Marketing isn’t always brutally honest. At best, it tends to exaggerate the upside and ignore the downside. At worst, it resorts to hype, slickness and even deception. This leads many consumers to consider most marketing communications phony.
Cynical consumers are more difficult to reach. So serious brands are cultivating authenticity as a remedy to prevent consumer skepticism and apathy. When companies adopt a marketing approach that is authentic, genuine and truthful, it helps build consumer confidence, especially when that approach aligns with a consumer’s experience.
Authenticity simply means real, reliable and genuine. Not phony. So how does a consumer know when a brand is making authentic claims?
Marketing researchers try to quantify authenticity to understand its effectiveness. Often, they look at two types of signals that consumers receive from a brand called “indexical” and “iconic” cues.These cues are the evidence by which consumers evaluate a brand’s claims.
Indexical cues are those experiences/evidences that are real and measurable—800 thread count for a set of sheets. Indexical cues are verifiable and not subjective. They either are true or not.
Iconic cues are those that resemble the object, as in “these sheets feel like liquid silk.” These are cues marketers use to represent the actual product or experience. These claims are subjective. Yet they are verifiable through the consumer experience. Authenticity hinges on the gap between the two cues.
According to Becker, et al., it’s not the object (sheets) that create authenticity, but the messages and other signals sent by the brand. The reality is fixed. The sheets have an actual thread count, and either are or are not soft. The expectation of “liquid silk” is created in the mind of the consumer. When the two align, authenticity is established. When the claims are exaggerated, authenticity is damaged.
Authenticity is easy (if you’re a marketer)
Creating authenticity should be a simple task for most marketers. Simply deliver on brand promises. A shoe seller need not be perfect. They just have to sell shoes that meet or exceed the expectations they set.
Five-dollar flip-flops won’t be inauthentic if they’ve blown out by the end of a long beach weekend. They’ve fulfilled their implied $5-shoe brand promise.
However, a $95 pair of Allbirds, which claim to be the “Worlds most comfortable shoe,” sustainable, and 100% washable because they’re made from wool, has a much higher bar than the flip-flop. Allbirds had better feel great and come through the wash like a champ. If they don’t deliver, they lose authenticity.
Compared to internal communicators, marketers have it easy because the consumer’s exposure is limited to the brand and its products.
When I buy shoes, I neither know nor care if the person packing my box is a miserable crank, the break room smells like reheated cabbage soup, or the corporate culture is toxic or chaotic.
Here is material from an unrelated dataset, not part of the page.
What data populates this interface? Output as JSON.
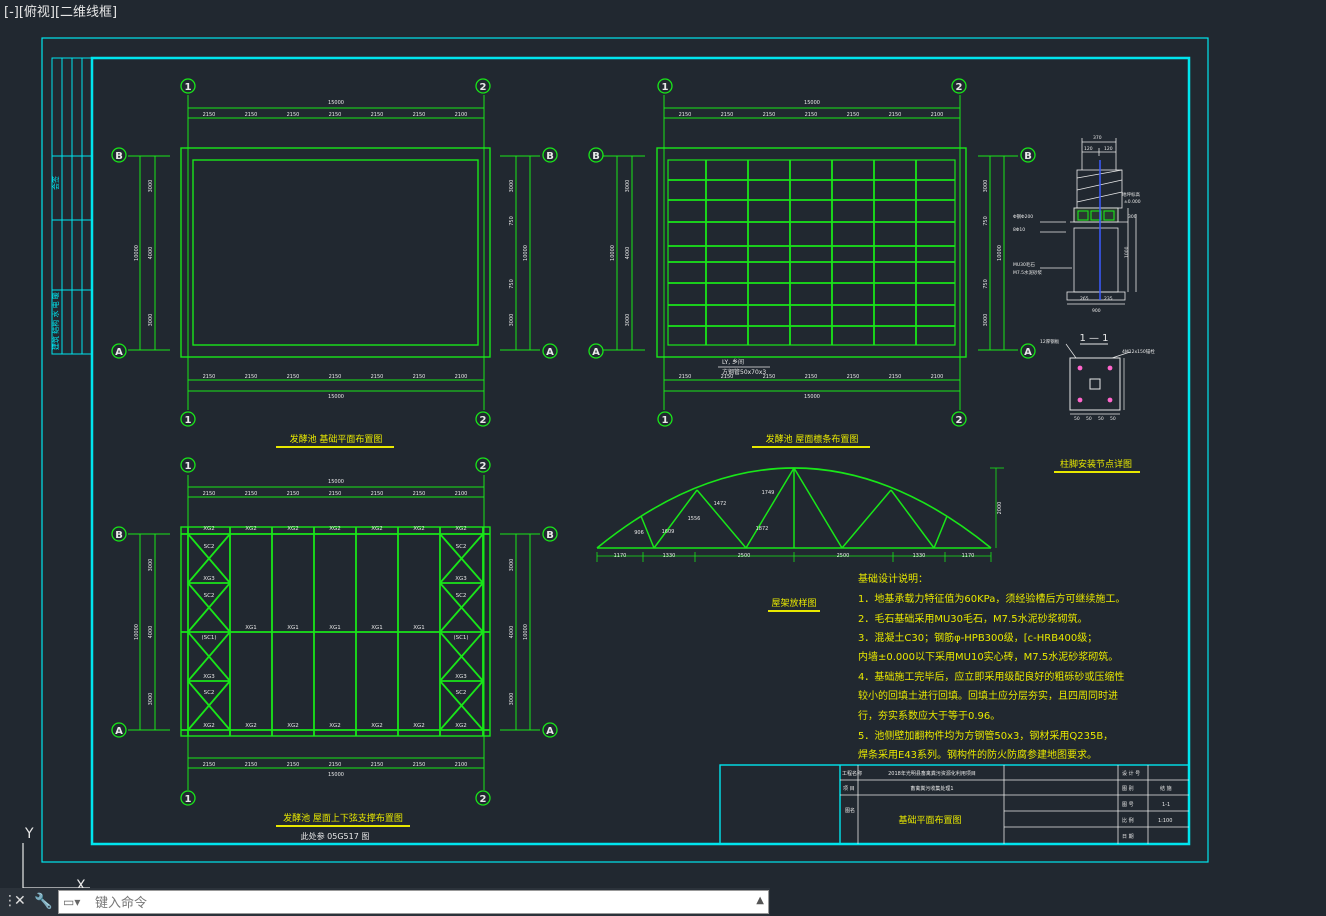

All of that is invisible to me as a consumer. I have no direct experience with the internal workings of the organization. So my sense of a brand’s authenticity is easier to build and maintain.
Unfortunately, things are not so easy in employee communications.
Workplace challenges to authenticity
“A prophet is not without honor except in his hometown.”
This phrase is shorthand for the phenomena where one’s talents are not appreciated by those closest to them. This lack of respect can come from many places.
Sometimes we have relationships to persons/situations that are removed from what makes them special. Tom Brady’s kids don’t care about his Super Bowl rings, they just want him to sit down and watch Frozen again.
Sometimes, we’re close enough to see the real situation or person, warts and all. Close proximity often causes situations and people to lose their luster. As essayist William Hazlet put it, “Familiarity may not breed contempt, but it takes the edge off admiration.”
Remember, employees experience the organization as it actually is, not as we depict it to be. Employees spend eight or more hours a day living and working inside indexical cues. This hardens them to iconic cues that don’t line up with their experience.
Employees know the true score; who’s the office crank, how the break room smells and how well the organization treats them. They also have memories built on internal brand promises made in the past. All of that informs credibility whenever you craft a message or campaign.
That isn’t to say that employees won’t buy into aspirational and motivational communication. They certainly will. Employees want and need forward-thinking leadership to stay hopeful, happy and engaged. But, they won’t believe messages that ignore today’s reality. Own the reality to make your messages authentic.
Authenticity is critical to long-term success and healthy corporate cultures. Shading the truth and over-promising leads to cynicism and disengagement. A firm foundation of truth and reality builds employee trust and increases leaders’ ability to engage and challenge them.
Becker, M., Weigand, N. and Reineartz, W. (2019). Does It Pay to Be Real? Understanding Authenticity in TV Advertising.More Ideas